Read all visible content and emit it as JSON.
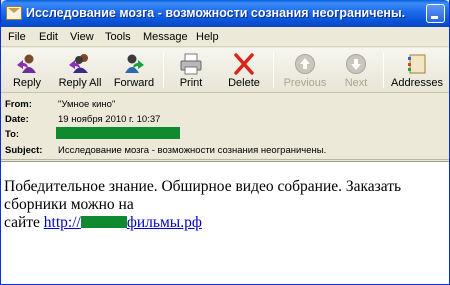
{
  "window": {
    "title": "Исследование мозга - возможности сознания неограничены."
  },
  "menu": [
    "File",
    "Edit",
    "View",
    "Tools",
    "Message",
    "Help"
  ],
  "toolbar": {
    "reply": "Reply",
    "reply_all": "Reply All",
    "forward": "Forward",
    "print": "Print",
    "delete": "Delete",
    "previous": "Previous",
    "next": "Next",
    "addresses": "Addresses"
  },
  "headers": {
    "from_label": "From:",
    "from_value": "\"Умное кино\"",
    "date_label": "Date:",
    "date_value": "19 ноября 2010 г. 10:37",
    "to_label": "To:",
    "subject_label": "Subject:",
    "subject_value": "Исследование мозга - возможности сознания неограничены."
  },
  "body": {
    "text_main": "Победительное знание. Обширное видео собрание. Заказать сборники можно на",
    "text_site": "сайте",
    "link_prefix": "http://",
    "link_suffix": "фильмы.рф"
  },
  "colors": {
    "title_bar": "#0a55d8",
    "redaction": "#0f8a2e",
    "link": "#0000cc"
  }
}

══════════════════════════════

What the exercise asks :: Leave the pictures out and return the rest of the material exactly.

Response for this exercise ::
Read all visible content and emit it as JSON.
{
  "window": {
    "title": "Исследование мозга - возможности сознания неограничены."
  },
  "menu": [
    "File",
    "Edit",
    "View",
    "Tools",
    "Message",
    "Help"
  ],
  "toolbar": {
    "reply": "Reply",
    "reply_all": "Reply All",
    "forward": "Forward",
    "print": "Print",
    "delete": "Delete",
    "previous": "Previous",
    "next": "Next",
    "addresses": "Addresses"
  },
  "headers": {
    "from_label": "From:",
    "from_value": "\"Умное кино\"",
    "date_label": "Date:",
    "date_value": "19 ноября 2010 г. 10:37",
    "to_label": "To:",
    "subject_label": "Subject:",
    "subject_value": "Исследование мозга - возможности сознания неограничены."
  },
  "body": {
    "text_main": "Победительное знание. Обширное видео собрание. Заказать сборники можно на",
    "text_site": "сайте",
    "link_prefix": "http://",
    "link_suffix": "фильмы.рф"
  },
  "colors": {
    "title_bar": "#0a55d8",
    "redaction": "#0f8a2e",
    "link": "#0000cc"
  }
}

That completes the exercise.